Exercise.
Each entry in the material below should be copied without any alteration.

Dataset extract.
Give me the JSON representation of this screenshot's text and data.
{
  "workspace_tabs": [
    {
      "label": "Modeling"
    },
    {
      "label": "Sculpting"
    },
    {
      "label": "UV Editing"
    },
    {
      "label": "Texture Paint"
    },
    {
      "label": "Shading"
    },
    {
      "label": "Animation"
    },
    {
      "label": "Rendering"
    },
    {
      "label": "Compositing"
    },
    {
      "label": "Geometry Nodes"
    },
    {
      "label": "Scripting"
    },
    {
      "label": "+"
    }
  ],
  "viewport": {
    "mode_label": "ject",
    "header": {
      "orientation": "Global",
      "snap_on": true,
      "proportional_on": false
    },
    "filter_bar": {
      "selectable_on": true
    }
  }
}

Exercise solution.
Give me the JSON representation of this screenshot's text and data.
{
  "workspace_tabs": [
    {
      "label": "Modeling"
    },
    {
      "label": "Sculpting"
    },
    {
      "label": "UV Editing"
    },
    {
      "label": "Texture Paint"
    },
    {
      "label": "Shading"
    },
    {
      "label": "Animation"
    },
    {
      "label": "Rendering"
    },
    {
      "label": "Compositing"
    },
    {
      "label": "Geometry Nodes"
    },
    {
      "label": "Scripting"
    },
    {
      "label": "+"
    }
  ],
  "viewport": {
    "mode_label": "ject",
    "header": {
      "orientation": "Global",
      "snap_on": true,
      "proportional_on": false
    },
    "filter_bar": {
      "selectable_on": true
    }
  }
}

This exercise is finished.